*Your task*: Go through the data below and copy each line that includes "filter".

(Website and app data records)
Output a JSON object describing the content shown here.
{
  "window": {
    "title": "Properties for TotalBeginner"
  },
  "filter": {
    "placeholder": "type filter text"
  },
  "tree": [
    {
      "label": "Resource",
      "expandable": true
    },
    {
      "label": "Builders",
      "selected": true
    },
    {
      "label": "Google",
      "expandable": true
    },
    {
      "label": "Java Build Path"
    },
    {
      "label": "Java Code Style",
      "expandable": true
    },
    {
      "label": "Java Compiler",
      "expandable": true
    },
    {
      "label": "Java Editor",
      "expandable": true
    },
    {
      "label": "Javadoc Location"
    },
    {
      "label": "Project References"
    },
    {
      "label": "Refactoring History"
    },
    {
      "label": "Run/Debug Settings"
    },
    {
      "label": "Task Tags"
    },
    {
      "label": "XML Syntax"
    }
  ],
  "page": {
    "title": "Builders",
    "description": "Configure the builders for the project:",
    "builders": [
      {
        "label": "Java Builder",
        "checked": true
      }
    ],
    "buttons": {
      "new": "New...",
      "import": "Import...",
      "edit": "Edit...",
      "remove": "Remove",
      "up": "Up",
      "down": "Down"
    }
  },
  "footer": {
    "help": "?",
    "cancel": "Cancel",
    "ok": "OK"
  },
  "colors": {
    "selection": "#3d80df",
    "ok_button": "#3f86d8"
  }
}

*Task result*:
  "filter": {
    "placeholder": "type filter text"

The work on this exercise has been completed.